Jose Miguel Vivanco is Americas director of Human Rights Watch. (November 2008)

Eliot Weinberger is the editor of the Calligrams series published by the Chinese University of Hong Kong Press and New York Review Books and the literary editor of the Murty Classical Library of India. Among his books of essays are An Elemental Thing and the forthcoming The Ghosts of Birds.
 (February 2016)

Daniel Wilkinson is Managing Director for the Americas at Human Rights Watch.

Garry Wills, a journalist and historian, is the author of numerous books, including Nixon Agonistes (1970), Inventing America (1978), Explaining America: The Federalist (1981), and Lincoln at Gettysburg (1993), which won a Pulitzer Prize that year. His most recent book is What the Qur’an Meant: And Why It Matters (2017). (November 2019)

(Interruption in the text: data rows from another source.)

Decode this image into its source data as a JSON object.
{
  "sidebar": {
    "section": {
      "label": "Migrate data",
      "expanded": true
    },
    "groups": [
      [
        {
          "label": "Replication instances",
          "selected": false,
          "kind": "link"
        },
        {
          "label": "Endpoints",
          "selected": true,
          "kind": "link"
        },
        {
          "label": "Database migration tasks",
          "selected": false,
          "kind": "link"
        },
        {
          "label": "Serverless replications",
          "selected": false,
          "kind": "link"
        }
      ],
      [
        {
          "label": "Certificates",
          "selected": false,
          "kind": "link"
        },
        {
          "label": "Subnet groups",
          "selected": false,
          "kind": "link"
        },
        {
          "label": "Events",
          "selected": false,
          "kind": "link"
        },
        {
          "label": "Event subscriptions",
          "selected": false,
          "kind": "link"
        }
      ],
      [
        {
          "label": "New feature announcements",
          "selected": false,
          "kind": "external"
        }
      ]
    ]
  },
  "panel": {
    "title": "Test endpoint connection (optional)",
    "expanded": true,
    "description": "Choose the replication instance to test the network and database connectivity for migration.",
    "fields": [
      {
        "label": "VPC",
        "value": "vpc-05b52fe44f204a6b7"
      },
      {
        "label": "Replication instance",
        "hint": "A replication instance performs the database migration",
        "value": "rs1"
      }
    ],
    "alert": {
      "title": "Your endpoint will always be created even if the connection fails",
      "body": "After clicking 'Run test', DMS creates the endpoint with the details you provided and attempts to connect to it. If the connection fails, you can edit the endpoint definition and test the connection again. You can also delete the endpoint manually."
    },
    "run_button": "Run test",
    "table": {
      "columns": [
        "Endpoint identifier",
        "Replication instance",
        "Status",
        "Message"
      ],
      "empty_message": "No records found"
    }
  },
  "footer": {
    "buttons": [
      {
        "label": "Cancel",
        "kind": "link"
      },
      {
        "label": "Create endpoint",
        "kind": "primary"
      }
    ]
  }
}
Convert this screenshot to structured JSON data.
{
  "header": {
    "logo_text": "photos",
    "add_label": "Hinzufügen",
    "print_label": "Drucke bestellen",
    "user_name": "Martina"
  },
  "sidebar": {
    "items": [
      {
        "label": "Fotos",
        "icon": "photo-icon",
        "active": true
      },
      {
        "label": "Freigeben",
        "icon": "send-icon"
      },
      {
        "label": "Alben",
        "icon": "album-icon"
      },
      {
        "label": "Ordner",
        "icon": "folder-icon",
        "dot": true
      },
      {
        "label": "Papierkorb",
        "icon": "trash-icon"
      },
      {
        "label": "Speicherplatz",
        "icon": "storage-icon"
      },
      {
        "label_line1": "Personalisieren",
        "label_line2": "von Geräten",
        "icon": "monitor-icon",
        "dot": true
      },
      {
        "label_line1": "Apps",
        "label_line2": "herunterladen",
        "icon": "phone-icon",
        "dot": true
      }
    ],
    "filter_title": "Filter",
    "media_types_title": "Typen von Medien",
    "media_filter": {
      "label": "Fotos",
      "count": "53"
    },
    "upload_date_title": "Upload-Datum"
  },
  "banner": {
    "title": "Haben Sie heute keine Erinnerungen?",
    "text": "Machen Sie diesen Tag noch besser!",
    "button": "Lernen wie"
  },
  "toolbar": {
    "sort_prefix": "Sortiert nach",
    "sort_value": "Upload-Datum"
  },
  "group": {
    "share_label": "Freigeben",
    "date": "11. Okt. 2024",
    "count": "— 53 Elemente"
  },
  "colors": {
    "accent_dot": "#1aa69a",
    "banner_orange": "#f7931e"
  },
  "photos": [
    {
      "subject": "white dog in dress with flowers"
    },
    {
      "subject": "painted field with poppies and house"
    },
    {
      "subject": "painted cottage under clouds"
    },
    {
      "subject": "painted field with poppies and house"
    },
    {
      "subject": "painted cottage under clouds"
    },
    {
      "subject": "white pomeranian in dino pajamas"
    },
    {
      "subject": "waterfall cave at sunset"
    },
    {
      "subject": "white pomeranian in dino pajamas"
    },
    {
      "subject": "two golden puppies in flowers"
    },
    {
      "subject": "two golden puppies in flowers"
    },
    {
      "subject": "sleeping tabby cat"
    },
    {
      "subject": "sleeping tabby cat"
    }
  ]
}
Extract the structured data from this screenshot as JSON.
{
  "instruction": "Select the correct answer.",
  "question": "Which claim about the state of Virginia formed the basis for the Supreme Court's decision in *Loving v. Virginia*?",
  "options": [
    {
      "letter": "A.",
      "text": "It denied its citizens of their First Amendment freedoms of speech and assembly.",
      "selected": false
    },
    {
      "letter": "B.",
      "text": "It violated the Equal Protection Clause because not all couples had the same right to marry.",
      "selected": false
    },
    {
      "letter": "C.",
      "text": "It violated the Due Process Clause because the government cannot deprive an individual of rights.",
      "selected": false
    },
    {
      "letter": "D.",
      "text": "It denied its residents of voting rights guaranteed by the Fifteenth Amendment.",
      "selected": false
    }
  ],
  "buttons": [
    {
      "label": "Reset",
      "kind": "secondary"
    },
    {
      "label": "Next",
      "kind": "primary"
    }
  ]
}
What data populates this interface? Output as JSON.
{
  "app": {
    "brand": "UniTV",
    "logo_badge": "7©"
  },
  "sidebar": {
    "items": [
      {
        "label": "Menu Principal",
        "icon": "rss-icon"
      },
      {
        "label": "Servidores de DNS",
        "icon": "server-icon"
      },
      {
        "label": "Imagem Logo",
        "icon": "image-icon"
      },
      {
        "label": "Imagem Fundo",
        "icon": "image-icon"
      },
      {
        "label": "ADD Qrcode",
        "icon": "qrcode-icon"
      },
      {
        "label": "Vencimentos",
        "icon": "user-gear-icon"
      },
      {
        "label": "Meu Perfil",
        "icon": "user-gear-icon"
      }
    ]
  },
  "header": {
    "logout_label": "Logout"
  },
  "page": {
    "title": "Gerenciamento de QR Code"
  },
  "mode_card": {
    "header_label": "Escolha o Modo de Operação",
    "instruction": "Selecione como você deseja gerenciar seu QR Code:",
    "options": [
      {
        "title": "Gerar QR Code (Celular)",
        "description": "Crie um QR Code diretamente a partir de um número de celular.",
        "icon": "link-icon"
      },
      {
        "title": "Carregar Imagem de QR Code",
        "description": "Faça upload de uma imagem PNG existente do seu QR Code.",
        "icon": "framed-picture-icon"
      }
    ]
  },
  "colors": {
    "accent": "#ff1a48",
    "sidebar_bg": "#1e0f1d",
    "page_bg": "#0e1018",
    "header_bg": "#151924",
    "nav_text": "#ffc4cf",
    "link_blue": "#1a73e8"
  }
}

Francis Wyndham was born in London in 1924. He graduated from Eton in 1940 and spent a year at Oxford before being drafted into the army in 1942. When it became clear that he was suffering from tuberculosis, he was dismissed from service and returned to London, where he began writing reviews for The Times Literary Supplement and working on the short stories that would later be collected in Out of the War (not published until 1974). During the 1950s he worked as a critic and editor at Queen and in 1964 was hired by The Sunday Times, where he stayed until 1980. He collaborated with David King on Trotsky: A Documentary and is the author of a collection of essays, The Theatre of Embarrassment; a novel, The Other Garden (winner of the 1987 Whitbread First Novel Award); and co-editor of The Letters of Jean Rhys.